In 2011, consumers bought 60,000,000 tablets. That’s huge. Especially because consumer tablets didn’t start coming out in force until 2010 with the Apple iPad. You may remember that even when the iPad came out, it was an object of ridicule — at least at first. It was easy to make jokes about the name of course, but it was also common to hear the iPad referred to as an “over-sized iPod touch” due to it’s similarity with Apple’s touch-screen music player.
Obviously, the wise-cracking didn’t last very long and people didn’t just buy tablets as useless techno-bobbles. They used them extensively once got their hands on them and very quickly tablets were integrated into people’s daily lives. In 2011, 68% of tablet users spent at least one hour a day on their device. While they were on it, 25% consumed news, 30% played games, 39% used social media, 54% sent emails, and a whopping 72% shopped online. That’s a pretty wide range of uses, so maybe tablets aren’t just ‘over-sized’ touch-screen mp3 players after all.
In fact, tablets have quickly become commonplace these days — they’re used in schools, businesses, and of course by everyday consumers. But, not too long ago tablets were the domain of early adopter techies. So, why did a class of devices that really has been around since the 90’s take off so suddenly in 2011?
There are, of course, a plethora of factors involved, but we tend to think of 3 reasons why:
Developments in tablet-tech
The idea of a portable, flat computing device has been around for a while, from 1950s science fiction novels to Star Trek: The Next Generation. But, actual executions on the idea didn’t take off until the early 90s. Even then, the results were...mediocre at best.
That all changed with the release of the iPad. This perfect consumer device seemed to come out of nowhere, but was really made up of incremental technological advances, the two most important of which were:
- ARM processors: These chips were designed with portable computing in mind. They prolong battery life by using a fraction of the power found in traditional desktops and laptops. They are suitable for internet browsing, media consumption, and minor production work — all the things the end user would actually want to do with a tablet, without the power-waste of a larger processor.
- Capacitive touchscreens: Tablets of the past used what’s called a ‘resistive’ touchscreen. These are very accurate, but require a stylus to operate. This makes them good for high-end graphic design work, but not so much for the average consumer who just want to play Angry Birds in bed. Enter the Capacitive touchscreen around 2007 with the successful introduction of the Apple iPhone. This type of screen is less accurate, but can be controlled by chubby human fingers instead of relying on the acute point of a stylus. These two technologies combined led to tablets that were engaging and fun to use. It’s also perhaps why people spend 54% longer on websites using their tablets than on a desktop.

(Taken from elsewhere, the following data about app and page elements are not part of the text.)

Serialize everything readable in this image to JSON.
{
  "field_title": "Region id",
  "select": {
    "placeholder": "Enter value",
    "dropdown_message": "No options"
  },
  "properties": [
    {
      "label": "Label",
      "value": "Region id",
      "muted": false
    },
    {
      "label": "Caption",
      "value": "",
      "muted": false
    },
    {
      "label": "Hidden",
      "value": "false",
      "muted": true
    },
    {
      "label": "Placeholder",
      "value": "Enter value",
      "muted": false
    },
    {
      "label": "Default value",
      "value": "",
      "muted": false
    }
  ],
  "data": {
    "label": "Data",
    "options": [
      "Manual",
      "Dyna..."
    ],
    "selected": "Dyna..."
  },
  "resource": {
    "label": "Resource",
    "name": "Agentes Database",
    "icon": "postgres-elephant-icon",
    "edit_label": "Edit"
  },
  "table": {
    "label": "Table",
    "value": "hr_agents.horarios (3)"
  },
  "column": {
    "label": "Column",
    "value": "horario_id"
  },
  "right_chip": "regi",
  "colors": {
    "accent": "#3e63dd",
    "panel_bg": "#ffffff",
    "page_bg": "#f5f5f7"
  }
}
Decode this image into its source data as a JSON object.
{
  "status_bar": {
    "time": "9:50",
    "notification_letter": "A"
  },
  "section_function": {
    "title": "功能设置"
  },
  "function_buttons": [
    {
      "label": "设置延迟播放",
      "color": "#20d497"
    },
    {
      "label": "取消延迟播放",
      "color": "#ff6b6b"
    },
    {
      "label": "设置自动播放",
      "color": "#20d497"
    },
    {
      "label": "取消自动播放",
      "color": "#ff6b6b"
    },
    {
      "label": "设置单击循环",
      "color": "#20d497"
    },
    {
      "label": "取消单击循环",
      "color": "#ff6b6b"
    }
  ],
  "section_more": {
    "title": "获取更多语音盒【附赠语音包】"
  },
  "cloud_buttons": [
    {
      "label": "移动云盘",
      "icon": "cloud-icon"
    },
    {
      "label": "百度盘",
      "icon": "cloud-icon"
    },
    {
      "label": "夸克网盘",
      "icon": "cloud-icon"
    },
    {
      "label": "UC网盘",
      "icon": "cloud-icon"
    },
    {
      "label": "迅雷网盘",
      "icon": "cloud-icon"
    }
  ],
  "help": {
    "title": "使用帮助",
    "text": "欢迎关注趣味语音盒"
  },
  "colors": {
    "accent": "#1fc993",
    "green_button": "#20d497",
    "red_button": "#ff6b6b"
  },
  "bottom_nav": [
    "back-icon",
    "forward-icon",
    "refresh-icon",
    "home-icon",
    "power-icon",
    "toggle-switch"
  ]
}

This new technology helped to make tablets experiential — apps include touch, sight, and sound which all drive engagement — and interactive: people are more receptive to messages they can actually interact with, rather that passively consuming media.
Major cultural events
The news was also a major influence on the apparent meteoric ascent of tablets in 2011. Well, at least the influx of newsworthy stories around the tech was. Apple was constantly in the news. Notably when one of their famous founders Steve Jobs passed away, as well as during an extremely well-publicized legal battle between tech giants Apple and Samsung. Guess what this legal snafu was about? Tablet (and other hardware) design of course. All this brought the public eye onto Apple — and therefore their new tablet computer the iPad — more than ever.
Developments in parallel technologies
The last factor in the rise of the tablets was the other technology that developed around the same time. The late 2000s marked the rise of the ultra-book: thin, sleekly designed laptops like the Macbook Air and the Acer Aspire S3. When these first came out, they were speculated to merely be the playthings of the wealthy. However, their success far exceeded expectations. It turns out that people value portability, weight, and style over screen size, processing power, and high end graphics. This ‘mobility over power’ mindset started by ultra-books certainly carried over into tablets, contributing to the ultra-fast adoption of the devices.
Lastly, the ecosystem for apps really came into its own in 2011. The Apple App Store passed 15 billion downloads in July while the Google Play Store reported 10 Billion in the same year. The engagement with mobile applications hit critical mass this year, paving the way for tablets to move into a living and dynamic app ecosystem.
Both the consumer success of light, portable ultra-books, and fully fleshed out app ecosystems helped to propel tablets into common usage in 2011. Along with hardware developments, major publicity, and a bit of luck, tablet usage rocketed in 2011, and has only grown since.